Fri July 21, 5:00 pm - 8:00 pm

Part of the Community Arts Space: Art is Change

FREE REGISTRATION

Join Waterloo Architecture students, faculty and alumni for a 50th anniversary celebration of the School. Visitors are welcome to engage in a dialogue regarding their What Makes a Space a Place? outdoor plaza installation.

About Waterloo Architecture

Led by Jonathan Friedman of PARTISANS Architects, a team of Waterloo Architecture students will create a site-specific built installation on the Gardiner’s outdoor plaza. Coinciding with Waterloo Architecture’s 50th anniversary, visitors will be invited to embellish colourful benches with mosaic tile as part of a month-long communal art-making activation exploring the scarcity of meaningful public space in Toronto. A series of discussions and activations will engage the public in this ongoing dialogue throughout the month of July.

Originating as a graduate elective course taught by Friedman in the winter of 2017, graduate students from the University of Waterloo’s School of Architecture were tasked with activating the Gardiner’s outdoor plaza with a site-specific built installation. The course focused on three key areas of architectural investigation: materiality (linking traditional methods with new technologies); the site (an opportunity to engage with the building, the forecourt and the public realm in a meaningful and thoughtful way); and the poetics of space (the opportunity to create a poetic and provocative piece of art and design). In the process, the students have had the opportunity to examine the importance of civic space and to engage directly in the act of city building.

What Makes a Space a Place? was led by the following graduate students (listed in alphabetical order): Negar Behzad, Suhaib Bhatti, Golnaz Djamshidi, Alexandra Hucik, Carly Kandrack, Ali Mohebali, Cam Parkin, Fotini Pitoglou, Danielle Rosen, Pavel Tsolov, and Anqi Zhang.

About the Community Arts Space: Art is Change

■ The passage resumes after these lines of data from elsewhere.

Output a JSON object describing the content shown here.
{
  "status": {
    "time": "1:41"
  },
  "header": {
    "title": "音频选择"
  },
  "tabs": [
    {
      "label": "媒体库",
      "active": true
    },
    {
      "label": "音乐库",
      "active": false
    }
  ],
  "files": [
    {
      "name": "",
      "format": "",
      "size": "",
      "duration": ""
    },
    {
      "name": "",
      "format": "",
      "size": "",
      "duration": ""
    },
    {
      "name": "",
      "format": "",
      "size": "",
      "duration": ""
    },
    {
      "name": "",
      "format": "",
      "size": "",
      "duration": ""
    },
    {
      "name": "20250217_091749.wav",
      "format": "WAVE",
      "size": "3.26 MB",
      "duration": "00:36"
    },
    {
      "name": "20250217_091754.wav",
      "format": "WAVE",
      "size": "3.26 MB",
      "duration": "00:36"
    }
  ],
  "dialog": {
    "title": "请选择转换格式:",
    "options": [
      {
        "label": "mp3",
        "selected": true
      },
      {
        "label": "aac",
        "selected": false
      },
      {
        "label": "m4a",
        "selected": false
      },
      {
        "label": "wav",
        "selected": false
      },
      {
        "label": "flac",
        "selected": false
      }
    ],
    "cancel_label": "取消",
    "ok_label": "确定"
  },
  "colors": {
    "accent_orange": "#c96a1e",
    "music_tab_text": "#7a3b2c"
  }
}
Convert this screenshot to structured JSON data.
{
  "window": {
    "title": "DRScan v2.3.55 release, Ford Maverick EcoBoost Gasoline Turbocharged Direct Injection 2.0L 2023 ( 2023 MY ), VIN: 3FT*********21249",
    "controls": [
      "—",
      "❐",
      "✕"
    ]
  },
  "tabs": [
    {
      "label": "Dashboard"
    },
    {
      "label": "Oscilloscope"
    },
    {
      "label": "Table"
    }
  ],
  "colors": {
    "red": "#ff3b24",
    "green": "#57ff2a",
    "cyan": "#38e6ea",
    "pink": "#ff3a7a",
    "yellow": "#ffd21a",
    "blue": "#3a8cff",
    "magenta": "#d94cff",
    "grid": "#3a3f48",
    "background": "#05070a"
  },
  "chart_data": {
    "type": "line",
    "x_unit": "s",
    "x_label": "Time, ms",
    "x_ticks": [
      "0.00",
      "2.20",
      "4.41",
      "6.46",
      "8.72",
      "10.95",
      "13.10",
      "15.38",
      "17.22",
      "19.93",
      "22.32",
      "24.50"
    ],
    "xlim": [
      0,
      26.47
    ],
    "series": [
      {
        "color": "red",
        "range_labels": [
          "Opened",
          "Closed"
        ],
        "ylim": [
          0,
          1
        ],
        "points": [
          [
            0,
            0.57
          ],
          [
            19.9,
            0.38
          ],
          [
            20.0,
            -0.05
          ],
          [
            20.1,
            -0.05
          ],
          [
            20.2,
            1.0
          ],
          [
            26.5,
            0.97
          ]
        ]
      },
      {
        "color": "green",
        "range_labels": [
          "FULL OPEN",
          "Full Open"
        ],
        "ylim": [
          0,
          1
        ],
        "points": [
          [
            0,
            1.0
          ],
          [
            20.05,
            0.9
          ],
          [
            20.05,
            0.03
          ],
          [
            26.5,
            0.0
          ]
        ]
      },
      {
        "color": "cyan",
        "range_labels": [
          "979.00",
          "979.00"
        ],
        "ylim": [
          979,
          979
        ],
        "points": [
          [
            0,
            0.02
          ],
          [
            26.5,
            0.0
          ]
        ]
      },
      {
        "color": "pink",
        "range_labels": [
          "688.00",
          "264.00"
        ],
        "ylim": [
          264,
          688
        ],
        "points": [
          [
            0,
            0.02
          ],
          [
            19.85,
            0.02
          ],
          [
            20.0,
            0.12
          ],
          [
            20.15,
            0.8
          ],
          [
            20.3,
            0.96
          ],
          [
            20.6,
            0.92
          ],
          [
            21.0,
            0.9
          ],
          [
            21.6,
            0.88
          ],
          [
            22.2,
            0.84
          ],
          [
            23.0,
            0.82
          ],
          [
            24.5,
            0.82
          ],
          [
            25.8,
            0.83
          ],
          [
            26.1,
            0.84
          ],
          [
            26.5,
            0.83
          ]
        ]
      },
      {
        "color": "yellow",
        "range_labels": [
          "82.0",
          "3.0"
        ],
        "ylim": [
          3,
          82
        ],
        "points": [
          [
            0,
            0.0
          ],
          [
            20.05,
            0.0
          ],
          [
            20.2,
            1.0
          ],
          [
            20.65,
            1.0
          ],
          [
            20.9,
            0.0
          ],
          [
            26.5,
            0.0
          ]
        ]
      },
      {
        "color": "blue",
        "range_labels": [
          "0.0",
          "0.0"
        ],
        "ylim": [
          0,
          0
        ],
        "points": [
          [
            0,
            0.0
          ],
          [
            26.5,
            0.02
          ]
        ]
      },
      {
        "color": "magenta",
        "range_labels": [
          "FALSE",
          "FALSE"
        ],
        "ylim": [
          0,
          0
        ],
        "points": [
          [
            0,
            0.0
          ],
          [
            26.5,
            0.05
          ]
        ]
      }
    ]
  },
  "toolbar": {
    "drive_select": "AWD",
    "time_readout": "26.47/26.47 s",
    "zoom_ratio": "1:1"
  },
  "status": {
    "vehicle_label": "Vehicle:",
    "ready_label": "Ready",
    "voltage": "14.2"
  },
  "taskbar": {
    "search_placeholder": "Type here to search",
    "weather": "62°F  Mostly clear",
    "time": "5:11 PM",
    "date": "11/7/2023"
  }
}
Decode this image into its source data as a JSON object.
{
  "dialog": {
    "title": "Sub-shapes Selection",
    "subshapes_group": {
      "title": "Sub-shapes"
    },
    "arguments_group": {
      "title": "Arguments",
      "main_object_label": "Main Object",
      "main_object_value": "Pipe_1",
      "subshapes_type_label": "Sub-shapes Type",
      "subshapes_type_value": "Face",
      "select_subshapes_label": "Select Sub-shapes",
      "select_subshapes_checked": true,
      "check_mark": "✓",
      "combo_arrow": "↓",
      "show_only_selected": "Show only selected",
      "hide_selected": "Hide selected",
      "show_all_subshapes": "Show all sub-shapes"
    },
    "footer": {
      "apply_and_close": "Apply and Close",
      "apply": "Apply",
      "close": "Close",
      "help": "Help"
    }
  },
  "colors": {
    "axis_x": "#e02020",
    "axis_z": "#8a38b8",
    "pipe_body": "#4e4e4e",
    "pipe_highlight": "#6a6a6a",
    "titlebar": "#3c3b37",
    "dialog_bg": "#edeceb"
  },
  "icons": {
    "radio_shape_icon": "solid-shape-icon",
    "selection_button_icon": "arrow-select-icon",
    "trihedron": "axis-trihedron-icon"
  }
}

The Gardiner Museum’s unique history and identity is rooted in the city,  but its future is increasingly shaped by those beyond the core cultural corridor. As space increasingly becomes a premium downtown, the Gardiner has collaborated with six cultural and community partners to consider how institutional outreach can be re-shaped by local artists, curators, and architects. Looking to the rapid high-rise developments happening within the Museum’s own Yorkville neighbourhood, the projects in Art is Change consider how the city’s unique and varied local histories of art and social activism can be re-mapped for the future. Learn more